Continuing a trend of loosening its tight grip on access to boating on its Catskill reservoirs, the New York City Department of Environmental Protection is co-sponsoring a triathlon on the Cannonsville Reservor this June, in what tourism organizers hope will become an annual tradition.
Last week, the NYC DEP sent out a press release announcing the details of the race, which is being called the Cannonsville Adventure Triathlon (its nickname is the "CAT race"), adn will include a 10K run, a 4-mile paddle, and a 12-mile bike ride:
The paddle, bike and run courses will feature some of the most breathtaking scenery in Delaware County, set along the pristine waters of the Cannonsville Reservoir and rimmed with the forested beauty of the Catskill Mountains. The race takes place in the final year of a three-year pilot program to expand recreational boating opportunities at the Cannonsville Reservoir, which means that permitted kayaks, canoes, rowboats and small sailboats are allowed on the reservoir. Previously, only fishing boats with proper permits were allowed. DEP is currently evaluating whether to extend the pilot.
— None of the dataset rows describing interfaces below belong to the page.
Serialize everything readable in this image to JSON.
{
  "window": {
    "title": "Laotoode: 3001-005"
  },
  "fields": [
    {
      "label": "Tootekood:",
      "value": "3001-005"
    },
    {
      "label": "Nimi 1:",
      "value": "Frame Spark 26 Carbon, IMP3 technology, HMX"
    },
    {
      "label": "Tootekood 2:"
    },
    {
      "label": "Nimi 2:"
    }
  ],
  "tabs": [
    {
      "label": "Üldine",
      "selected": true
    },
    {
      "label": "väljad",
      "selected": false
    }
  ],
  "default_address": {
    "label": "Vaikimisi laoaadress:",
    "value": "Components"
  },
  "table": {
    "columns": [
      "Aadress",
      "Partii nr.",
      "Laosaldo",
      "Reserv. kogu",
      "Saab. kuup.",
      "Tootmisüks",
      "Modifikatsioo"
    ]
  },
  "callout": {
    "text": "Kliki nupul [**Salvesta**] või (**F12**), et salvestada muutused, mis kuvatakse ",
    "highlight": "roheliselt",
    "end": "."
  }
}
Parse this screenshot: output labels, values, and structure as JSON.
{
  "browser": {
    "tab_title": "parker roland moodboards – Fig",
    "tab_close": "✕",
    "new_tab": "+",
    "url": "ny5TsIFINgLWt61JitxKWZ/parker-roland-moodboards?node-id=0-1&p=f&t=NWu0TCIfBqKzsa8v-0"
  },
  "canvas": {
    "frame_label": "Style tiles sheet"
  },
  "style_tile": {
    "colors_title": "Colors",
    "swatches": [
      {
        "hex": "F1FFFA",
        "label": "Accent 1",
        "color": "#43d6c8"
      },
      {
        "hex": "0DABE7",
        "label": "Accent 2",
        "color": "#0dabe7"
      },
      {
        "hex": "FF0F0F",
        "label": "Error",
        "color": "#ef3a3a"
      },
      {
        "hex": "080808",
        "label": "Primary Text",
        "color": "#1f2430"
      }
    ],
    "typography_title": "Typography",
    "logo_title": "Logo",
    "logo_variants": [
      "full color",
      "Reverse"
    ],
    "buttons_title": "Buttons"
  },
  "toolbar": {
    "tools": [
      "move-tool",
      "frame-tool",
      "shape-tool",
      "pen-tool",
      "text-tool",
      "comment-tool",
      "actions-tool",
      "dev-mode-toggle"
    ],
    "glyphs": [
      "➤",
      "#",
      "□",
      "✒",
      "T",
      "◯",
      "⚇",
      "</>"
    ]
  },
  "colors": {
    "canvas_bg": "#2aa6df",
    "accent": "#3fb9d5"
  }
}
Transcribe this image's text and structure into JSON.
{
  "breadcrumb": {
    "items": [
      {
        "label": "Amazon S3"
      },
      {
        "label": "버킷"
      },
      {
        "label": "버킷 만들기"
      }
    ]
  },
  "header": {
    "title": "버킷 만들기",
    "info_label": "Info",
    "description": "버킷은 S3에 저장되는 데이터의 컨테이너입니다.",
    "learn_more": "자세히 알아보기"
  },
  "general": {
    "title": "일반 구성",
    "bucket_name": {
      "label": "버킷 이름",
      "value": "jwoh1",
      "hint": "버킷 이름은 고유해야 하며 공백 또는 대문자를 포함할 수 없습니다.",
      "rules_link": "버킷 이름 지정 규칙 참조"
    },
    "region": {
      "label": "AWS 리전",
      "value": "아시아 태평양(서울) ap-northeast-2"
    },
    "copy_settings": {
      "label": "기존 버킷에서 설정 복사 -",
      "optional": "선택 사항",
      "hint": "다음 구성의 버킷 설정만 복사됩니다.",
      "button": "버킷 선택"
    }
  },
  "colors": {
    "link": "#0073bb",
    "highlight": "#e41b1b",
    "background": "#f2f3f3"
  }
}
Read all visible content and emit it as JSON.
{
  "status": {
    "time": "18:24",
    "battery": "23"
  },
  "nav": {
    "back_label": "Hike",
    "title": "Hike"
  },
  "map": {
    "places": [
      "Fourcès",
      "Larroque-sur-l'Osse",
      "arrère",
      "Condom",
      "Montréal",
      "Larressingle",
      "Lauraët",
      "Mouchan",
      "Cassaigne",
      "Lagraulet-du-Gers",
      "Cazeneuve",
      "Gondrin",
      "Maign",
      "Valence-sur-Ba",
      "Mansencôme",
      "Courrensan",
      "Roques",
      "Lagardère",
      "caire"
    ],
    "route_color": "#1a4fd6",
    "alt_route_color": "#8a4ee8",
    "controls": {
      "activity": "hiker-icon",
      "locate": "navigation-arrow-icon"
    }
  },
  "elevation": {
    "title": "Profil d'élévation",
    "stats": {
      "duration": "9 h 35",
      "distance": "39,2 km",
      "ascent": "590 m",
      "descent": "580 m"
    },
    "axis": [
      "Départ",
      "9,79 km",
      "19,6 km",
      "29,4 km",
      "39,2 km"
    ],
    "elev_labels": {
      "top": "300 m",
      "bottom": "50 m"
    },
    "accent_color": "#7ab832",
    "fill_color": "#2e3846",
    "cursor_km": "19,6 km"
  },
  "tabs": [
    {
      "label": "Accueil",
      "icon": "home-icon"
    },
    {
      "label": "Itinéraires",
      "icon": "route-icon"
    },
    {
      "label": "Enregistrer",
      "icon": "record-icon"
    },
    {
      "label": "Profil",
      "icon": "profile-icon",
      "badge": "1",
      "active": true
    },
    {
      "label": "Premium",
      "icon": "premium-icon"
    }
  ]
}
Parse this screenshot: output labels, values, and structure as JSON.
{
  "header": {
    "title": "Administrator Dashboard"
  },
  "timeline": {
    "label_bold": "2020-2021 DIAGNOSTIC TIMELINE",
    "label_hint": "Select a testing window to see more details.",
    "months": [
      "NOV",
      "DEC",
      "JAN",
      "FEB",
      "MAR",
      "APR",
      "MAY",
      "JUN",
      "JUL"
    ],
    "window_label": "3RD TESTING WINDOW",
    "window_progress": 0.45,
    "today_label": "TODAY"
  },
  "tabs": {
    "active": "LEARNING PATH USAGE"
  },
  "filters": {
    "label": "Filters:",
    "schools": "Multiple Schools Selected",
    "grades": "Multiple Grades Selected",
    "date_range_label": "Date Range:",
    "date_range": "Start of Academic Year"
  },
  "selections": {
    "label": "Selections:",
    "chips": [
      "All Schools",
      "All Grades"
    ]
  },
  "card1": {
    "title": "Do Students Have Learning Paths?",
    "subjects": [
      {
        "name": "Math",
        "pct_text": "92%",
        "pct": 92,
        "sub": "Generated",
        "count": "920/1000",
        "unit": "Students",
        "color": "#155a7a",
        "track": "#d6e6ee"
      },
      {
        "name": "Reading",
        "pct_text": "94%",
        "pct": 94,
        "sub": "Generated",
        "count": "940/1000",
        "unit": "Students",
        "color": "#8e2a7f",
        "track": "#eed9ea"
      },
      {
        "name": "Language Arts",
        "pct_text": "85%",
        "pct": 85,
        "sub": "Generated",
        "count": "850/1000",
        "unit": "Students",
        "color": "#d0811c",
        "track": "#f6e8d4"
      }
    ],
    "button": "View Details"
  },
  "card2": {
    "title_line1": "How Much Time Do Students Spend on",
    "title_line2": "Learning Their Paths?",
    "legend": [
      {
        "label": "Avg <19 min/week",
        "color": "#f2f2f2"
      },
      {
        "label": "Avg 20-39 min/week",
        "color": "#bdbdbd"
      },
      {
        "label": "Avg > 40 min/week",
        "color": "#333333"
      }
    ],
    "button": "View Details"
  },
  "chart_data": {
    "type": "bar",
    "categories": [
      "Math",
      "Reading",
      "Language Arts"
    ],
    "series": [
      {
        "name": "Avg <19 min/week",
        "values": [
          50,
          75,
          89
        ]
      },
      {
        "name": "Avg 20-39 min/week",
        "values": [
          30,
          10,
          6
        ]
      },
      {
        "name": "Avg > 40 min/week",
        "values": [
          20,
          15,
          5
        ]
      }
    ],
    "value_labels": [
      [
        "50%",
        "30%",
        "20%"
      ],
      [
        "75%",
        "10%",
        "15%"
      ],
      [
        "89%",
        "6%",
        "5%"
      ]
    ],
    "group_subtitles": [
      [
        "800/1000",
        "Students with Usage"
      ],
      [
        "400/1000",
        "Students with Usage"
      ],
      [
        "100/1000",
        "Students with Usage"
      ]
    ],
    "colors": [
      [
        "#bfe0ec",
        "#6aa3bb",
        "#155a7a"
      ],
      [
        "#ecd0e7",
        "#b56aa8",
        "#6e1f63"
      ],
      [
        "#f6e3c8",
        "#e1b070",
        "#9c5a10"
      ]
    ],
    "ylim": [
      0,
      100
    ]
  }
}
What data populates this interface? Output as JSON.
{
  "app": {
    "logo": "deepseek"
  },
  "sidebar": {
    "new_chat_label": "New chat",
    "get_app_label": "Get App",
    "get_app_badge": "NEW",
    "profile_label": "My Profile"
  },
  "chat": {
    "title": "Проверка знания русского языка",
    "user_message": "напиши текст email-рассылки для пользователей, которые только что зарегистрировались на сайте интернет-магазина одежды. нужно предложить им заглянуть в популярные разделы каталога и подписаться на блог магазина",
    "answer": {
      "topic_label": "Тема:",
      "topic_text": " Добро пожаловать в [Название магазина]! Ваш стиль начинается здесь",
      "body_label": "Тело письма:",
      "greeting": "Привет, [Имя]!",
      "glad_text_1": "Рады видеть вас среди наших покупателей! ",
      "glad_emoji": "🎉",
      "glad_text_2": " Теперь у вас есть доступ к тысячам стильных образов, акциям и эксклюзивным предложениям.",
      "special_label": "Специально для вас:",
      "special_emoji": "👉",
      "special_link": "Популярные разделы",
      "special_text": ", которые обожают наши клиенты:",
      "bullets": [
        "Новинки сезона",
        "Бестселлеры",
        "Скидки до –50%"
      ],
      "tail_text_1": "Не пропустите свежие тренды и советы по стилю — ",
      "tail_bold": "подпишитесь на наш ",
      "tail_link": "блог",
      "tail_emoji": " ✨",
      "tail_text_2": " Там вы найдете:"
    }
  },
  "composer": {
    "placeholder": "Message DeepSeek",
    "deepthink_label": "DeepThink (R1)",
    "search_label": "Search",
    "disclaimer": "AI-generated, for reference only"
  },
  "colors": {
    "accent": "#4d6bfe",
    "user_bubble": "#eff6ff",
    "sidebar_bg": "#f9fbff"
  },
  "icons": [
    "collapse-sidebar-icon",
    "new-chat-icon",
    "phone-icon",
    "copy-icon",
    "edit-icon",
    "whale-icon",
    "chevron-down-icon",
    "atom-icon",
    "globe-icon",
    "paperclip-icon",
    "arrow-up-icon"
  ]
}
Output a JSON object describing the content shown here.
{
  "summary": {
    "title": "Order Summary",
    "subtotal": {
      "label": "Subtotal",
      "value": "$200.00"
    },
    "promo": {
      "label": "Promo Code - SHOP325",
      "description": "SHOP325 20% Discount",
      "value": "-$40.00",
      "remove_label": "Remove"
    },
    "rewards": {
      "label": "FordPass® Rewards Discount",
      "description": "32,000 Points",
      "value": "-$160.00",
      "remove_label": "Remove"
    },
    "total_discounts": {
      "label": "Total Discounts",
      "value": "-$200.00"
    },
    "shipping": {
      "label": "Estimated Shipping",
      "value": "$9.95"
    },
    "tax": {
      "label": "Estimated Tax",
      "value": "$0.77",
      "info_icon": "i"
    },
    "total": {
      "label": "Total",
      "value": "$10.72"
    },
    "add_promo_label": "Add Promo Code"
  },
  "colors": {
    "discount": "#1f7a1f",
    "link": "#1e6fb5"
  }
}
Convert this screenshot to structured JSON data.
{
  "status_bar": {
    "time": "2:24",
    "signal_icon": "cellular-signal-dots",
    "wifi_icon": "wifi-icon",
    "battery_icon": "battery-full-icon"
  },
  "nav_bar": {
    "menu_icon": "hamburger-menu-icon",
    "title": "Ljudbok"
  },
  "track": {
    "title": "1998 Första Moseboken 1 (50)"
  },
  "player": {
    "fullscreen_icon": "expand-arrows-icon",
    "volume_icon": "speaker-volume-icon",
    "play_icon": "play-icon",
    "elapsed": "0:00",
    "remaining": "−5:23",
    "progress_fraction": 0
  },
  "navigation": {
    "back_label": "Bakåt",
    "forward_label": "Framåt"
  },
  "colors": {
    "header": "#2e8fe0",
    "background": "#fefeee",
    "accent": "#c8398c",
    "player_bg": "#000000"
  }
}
Race day will start with a pre-race meeting at 8:00 am in Deposit. Participants will be shuttled to the starting line, which is just east of the Roods Creek launch site. The race will start at 10:00 am with a shotgun start for the run leg. Runners will proceed east over the Cannonsville Bridge to the Patterson launch site where they will transition to their boat. They will paddle to a buoy set at the Apex Bridge, turn around and paddle back to Patterson. A short run up from the waters edge to the parking area will get racers to their bikes. They will head south on Route 268 and into the village of Hancock. The finish will be in front of the Hancock House Hotel. There will be an awards ceremony complete with a post-race dinner and live music.
The new event isn't free -- registration costs $70 per person or $150 per team. (You can register for the race at http://www.imathlete.com/.) And participation is capped at 300 contestants, "thus ensuring an uncrowded and enjoyable race experience, the press release says.
There are some other quirks of racing on a body of water that doubles as an official water supply for New York City. The official blog of the CAT race, written by Delaware County Tourism Director Patty Cullen, outlines these extra requirements:
FIRST: You must obtain an access permit from the NYC DEP to be on the reservoir ... SECOND: You must have your boat steam cleaned before race day.